“I finally passed my GED. I had to take it six times.”
“Did you go to graduation in the auditorium last night?”
“Everybody who went to board yesterday was found suitable except for Ashley. I knew she wasn’t going to get it.”
“Our unit got raided last night and the dog left his paw prints all over my bedding.”
The flow of traffic reveals their secrets as everyone rushes to get to their destinations.
The sound of the alarm jolts me as ten guards run past me, screaming for us to get down. I immediately drop to the ground where I will remain until the alarm stops.
Sometimes these alarms can last up to an hour. If it is raining, we are forced to sit in the same spot and watch a puddle form around us. The reasons for the alarms vary from medical, to fights, to a disruptive prisoner. Time freezes as I think about how sad this place is.
A lot of women in here are on drugs or addicted to alcohol. It is their coping mechanism. They feel that it is what is needed to get through this mental torture chamber.
I have seen a coping mechanism that is even worse. Some of these women have denied that this world even exists. They have mentally created a world of their own. Believing in the world they have created so much that they are now lost in it. Anything to find a different reality other than their own. They speak of children that have passed away as if they were still alive. Women who deny that they have a life term will try to convince you that they are going home any day now. Women who believe that they are receiving letters from home, when no one has written to them in years.
Television shows could never truly capture the ways that the mind will find to adapt to an environment such as this. A woman took out her own eyeball and ate it in front of staff. In England long ago, they proved that isolation causes mental issues. Their prison was called “The Stir,” hence the phrase “stir crazy.” The highs and lows of what I see and hear on a daily basis are exhausting.
Hoping for a Lifeline
Once the alarm clears everyone rises, hundreds of women brushing off their clothes from being on the ground. Traffic is back in full swing. Brushing my clothes off I can’t help but think about my own issues. When I was first arrested, I screamed my innocence from the rooftops, hoping and praying someone would believe me. But when I entered the county jail, every rooftop was occupied with someone else screaming their own innocence.
I could no longer hear my own screams as I watched all claims of innocence become a joke to all who heard them. I have been denied parole numerous times because the panel believes that my claims of innocence are implausible and I have no insight. Heading to class I remind myself to hold on because better days are coming.
When class is over I rush back to my unit so I can get in the shower line before count. At 3:30 p.m. a loud horn that sounds like a boat leaving the dock sounds throughout the prison. This is the signal for recall. Everyone is ushered like cattle into their units where we prepare to stand and be counted. This is also the time where most of us discover that the guards have searched our cells. I take this time to clean up the mess they made, talk to my family on my prison-issued GTL tablet, and prepare myself for my self-help group at 5:00 p.m.
When count clears at 4:30 p.m., the same succession of loud pops open the doors. Again, the traffic is high as women move at a rapid pace. I sit in the day room and socialize with my friends for 30 minutes. Women utilize the kiosks and video chat with their families. A movie plays on the TV and an argument happens somewhere close by.

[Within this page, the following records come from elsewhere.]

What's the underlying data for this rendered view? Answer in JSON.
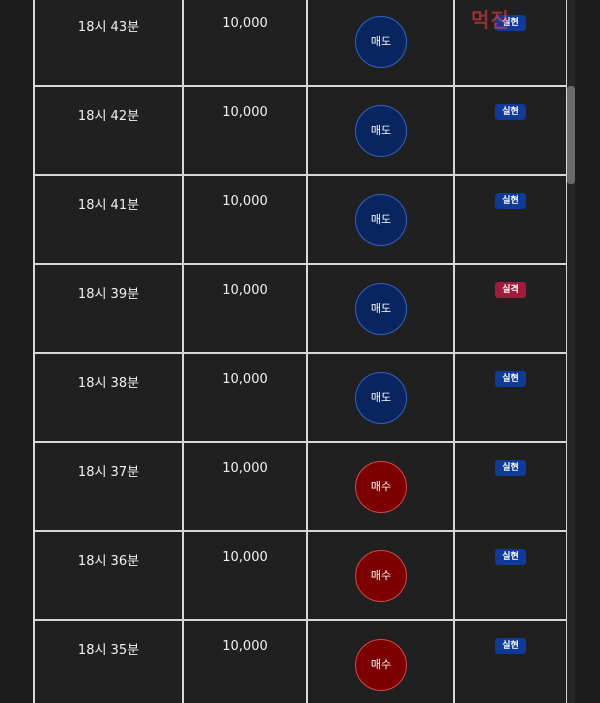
{
  "rows": [
    {
      "time": "18시 43분",
      "amount": "10,000",
      "action": "매도",
      "action_type": "sell",
      "result": "실현",
      "result_type": "success"
    },
    {
      "time": "18시 42분",
      "amount": "10,000",
      "action": "매도",
      "action_type": "sell",
      "result": "실현",
      "result_type": "success"
    },
    {
      "time": "18시 41분",
      "amount": "10,000",
      "action": "매도",
      "action_type": "sell",
      "result": "실현",
      "result_type": "success"
    },
    {
      "time": "18시 39분",
      "amount": "10,000",
      "action": "매도",
      "action_type": "sell",
      "result": "실격",
      "result_type": "fail"
    },
    {
      "time": "18시 38분",
      "amount": "10,000",
      "action": "매도",
      "action_type": "sell",
      "result": "실현",
      "result_type": "success"
    },
    {
      "time": "18시 37분",
      "amount": "10,000",
      "action": "매수",
      "action_type": "buy",
      "result": "실현",
      "result_type": "success"
    },
    {
      "time": "18시 36분",
      "amount": "10,000",
      "action": "매수",
      "action_type": "buy",
      "result": "실현",
      "result_type": "success"
    },
    {
      "time": "18시 35분",
      "amount": "10,000",
      "action": "매수",
      "action_type": "buy",
      "result": "실현",
      "result_type": "success"
    }
  ],
  "colors": {
    "background": "#1c1c1c",
    "row_background": "#202020",
    "grid_line": "#d8d8d8",
    "sell_circle": "#08255f",
    "buy_circle": "#7d0000",
    "success_badge": "#0e3a9a",
    "fail_badge": "#a11b3a"
  },
  "watermark": {
    "logo_text": "먹진",
    "subtitle": ""
  }
}
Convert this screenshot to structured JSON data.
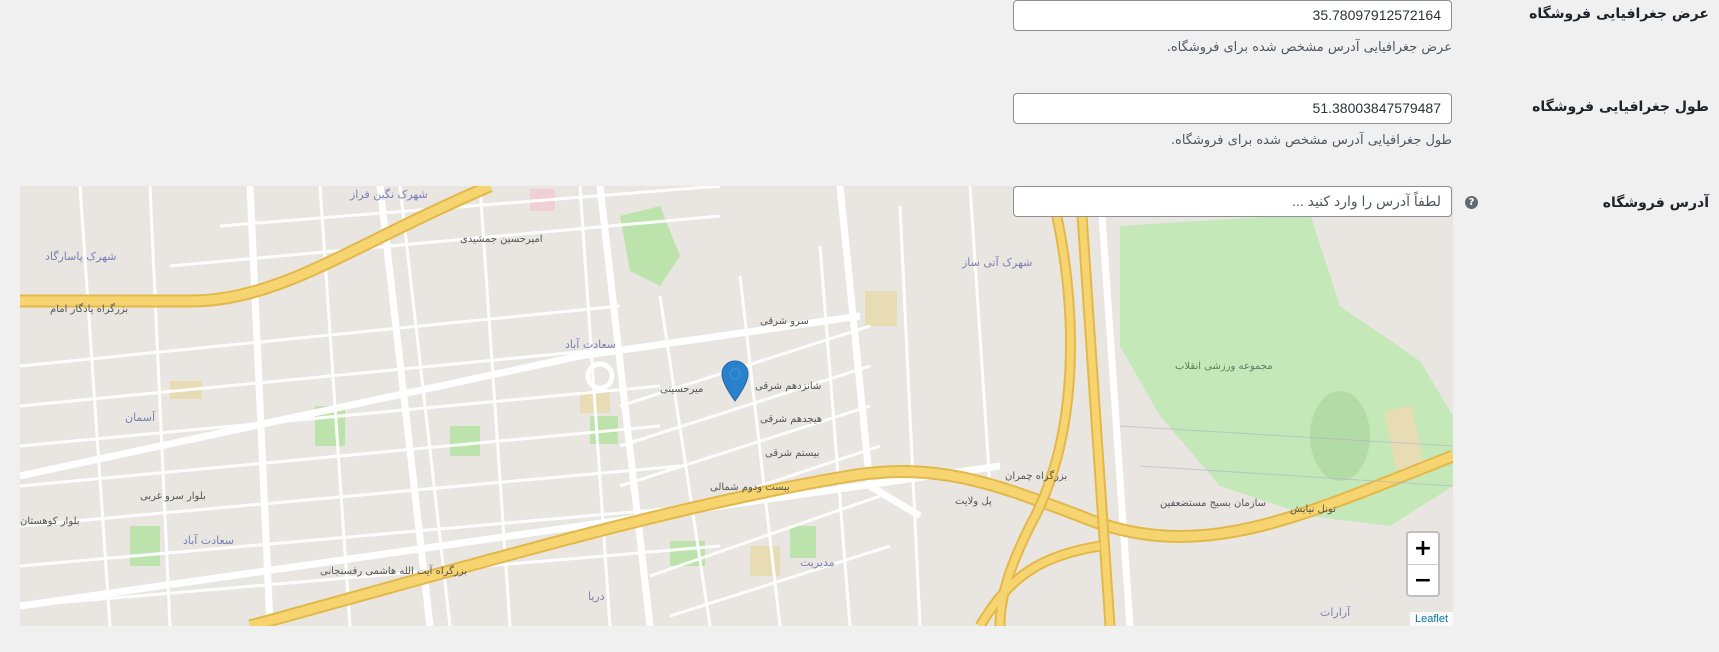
{
  "fields": {
    "latitude": {
      "label": "عرض جغرافیایی فروشگاه",
      "value": "35.78097912572164",
      "description": "عرض جغرافیایی آدرس مشخص شده برای فروشگاه."
    },
    "longitude": {
      "label": "طول جغرافیایی فروشگاه",
      "value": "51.38003847579487",
      "description": "طول جغرافیایی آدرس مشخص شده برای فروشگاه."
    },
    "address": {
      "label": "آدرس فروشگاه",
      "placeholder": "لطفاً آدرس را وارد کنید ...",
      "help_icon": "question-circle-icon"
    }
  },
  "map": {
    "zoom_in": "+",
    "zoom_out": "−",
    "attribution": "Leaflet",
    "marker_icon": "map-pin-icon",
    "marker_color": "#2a81cb",
    "labels": {
      "l1": "شهرک نگین فراز",
      "l2": "شهرک پاسارگاد",
      "l3": "بزرگراه یادگار امام",
      "l4": "سعادت آباد",
      "l5": "آسمان",
      "l6": "بلوار سرو غربی",
      "l7": "میرحسینی",
      "l8": "شانزدهم شرقی",
      "l9": "هیجدهم شرقی",
      "l10": "بیستم شرقی",
      "l11": "بیست ودوم شمالی",
      "l12": "مدیریت",
      "l13": "دریا",
      "l14": "بزرگراه آیت الله هاشمی رفسنجانی",
      "l15": "شهرک آتی ساز",
      "l16": "مجموعه ورزشی انقلاب",
      "l17": "سازمان بسیج مستضعفین",
      "l18": "تونل نیایش",
      "l19": "آرارات",
      "l20": "سرو شرقی",
      "l21": "بزرگراه چمران",
      "l22": "پل ولایت",
      "l23": "سعادت آباد",
      "l24": "بلوار کوهستان",
      "l25": "امیرحسین جمشیدی"
    }
  }
}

The day of the week dictates which self-help groups are being held. All groups end at 7:30 p.m. when another loud horn blows letting us know that everything on the yard is closed and everyone must return to their units. Once in our unit, we have 45 minutes to do whatever we need to do before we are locked in for the night.
Once the doors lock at 8:45 p.m. we are left alone with our thoughts, our choices, and our regrets.
As I drift off to sleep I play out different scenarios of things I could have done differently in life. I pray and hope that I will be thrown a lifeline, an opportunity to choose again.